Task brief: Out of the listing below, copy every line that carries the string "JSON".
━━━
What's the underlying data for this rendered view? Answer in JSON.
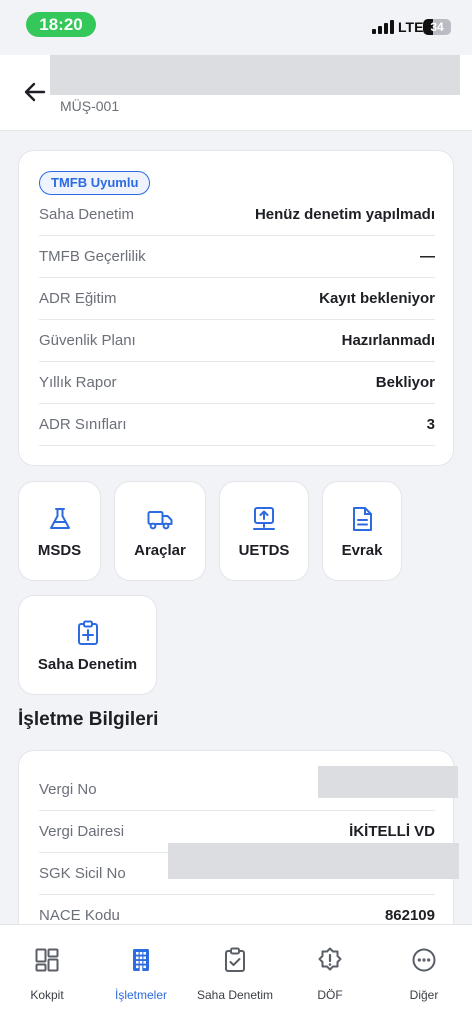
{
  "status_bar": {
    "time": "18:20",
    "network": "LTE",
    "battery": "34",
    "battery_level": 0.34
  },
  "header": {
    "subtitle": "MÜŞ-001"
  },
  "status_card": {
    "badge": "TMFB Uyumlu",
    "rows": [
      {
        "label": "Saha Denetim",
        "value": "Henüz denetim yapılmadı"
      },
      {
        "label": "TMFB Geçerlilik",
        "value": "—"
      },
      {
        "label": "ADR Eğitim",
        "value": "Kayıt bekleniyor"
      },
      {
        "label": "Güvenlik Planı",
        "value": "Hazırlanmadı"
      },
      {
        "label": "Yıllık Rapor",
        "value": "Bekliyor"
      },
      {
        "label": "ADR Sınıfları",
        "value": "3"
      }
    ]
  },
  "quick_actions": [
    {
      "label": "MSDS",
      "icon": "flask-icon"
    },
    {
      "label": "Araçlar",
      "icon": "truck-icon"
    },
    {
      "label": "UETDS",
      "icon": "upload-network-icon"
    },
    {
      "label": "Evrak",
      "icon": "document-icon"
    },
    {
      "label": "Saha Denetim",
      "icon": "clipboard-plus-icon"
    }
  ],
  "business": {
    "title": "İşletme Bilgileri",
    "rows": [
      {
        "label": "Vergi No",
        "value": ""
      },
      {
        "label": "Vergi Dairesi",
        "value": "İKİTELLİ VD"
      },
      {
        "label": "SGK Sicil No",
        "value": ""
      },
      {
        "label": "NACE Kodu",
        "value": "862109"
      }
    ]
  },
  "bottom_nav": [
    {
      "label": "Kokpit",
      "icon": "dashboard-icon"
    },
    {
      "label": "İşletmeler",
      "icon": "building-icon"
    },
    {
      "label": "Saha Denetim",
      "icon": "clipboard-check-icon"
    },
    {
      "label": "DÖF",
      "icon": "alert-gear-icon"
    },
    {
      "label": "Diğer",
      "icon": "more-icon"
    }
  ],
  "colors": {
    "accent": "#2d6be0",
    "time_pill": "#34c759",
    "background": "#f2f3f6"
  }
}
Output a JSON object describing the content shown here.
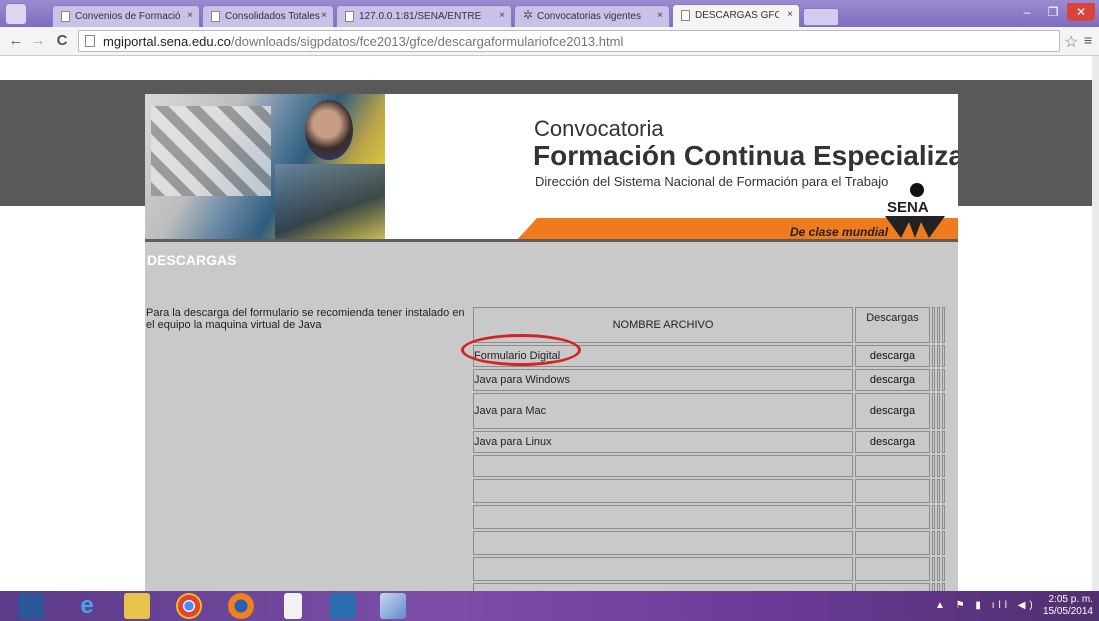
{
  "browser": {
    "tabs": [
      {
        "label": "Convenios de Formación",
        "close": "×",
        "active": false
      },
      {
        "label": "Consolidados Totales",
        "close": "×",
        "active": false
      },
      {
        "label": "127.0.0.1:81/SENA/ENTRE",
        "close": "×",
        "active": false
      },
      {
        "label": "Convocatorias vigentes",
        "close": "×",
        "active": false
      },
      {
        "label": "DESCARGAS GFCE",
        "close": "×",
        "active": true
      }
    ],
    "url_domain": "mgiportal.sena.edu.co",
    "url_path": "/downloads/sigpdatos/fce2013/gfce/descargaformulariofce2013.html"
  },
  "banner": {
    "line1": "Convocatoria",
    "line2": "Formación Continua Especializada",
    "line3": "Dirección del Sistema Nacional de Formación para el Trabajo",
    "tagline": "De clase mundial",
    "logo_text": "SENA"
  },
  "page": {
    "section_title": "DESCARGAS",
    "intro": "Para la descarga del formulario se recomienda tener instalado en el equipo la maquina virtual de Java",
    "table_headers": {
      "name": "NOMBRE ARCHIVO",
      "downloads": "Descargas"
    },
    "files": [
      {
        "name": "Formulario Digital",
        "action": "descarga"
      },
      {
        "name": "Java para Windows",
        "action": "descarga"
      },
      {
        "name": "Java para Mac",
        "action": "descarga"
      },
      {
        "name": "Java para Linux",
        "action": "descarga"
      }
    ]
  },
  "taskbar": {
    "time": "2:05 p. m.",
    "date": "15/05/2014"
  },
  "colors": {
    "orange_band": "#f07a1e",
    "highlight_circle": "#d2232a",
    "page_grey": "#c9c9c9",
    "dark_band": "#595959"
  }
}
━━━
Answer to the exercise:
What's the underlying data for this rendered view? Answer in JSON.
Output a JSON object describing the content shown here.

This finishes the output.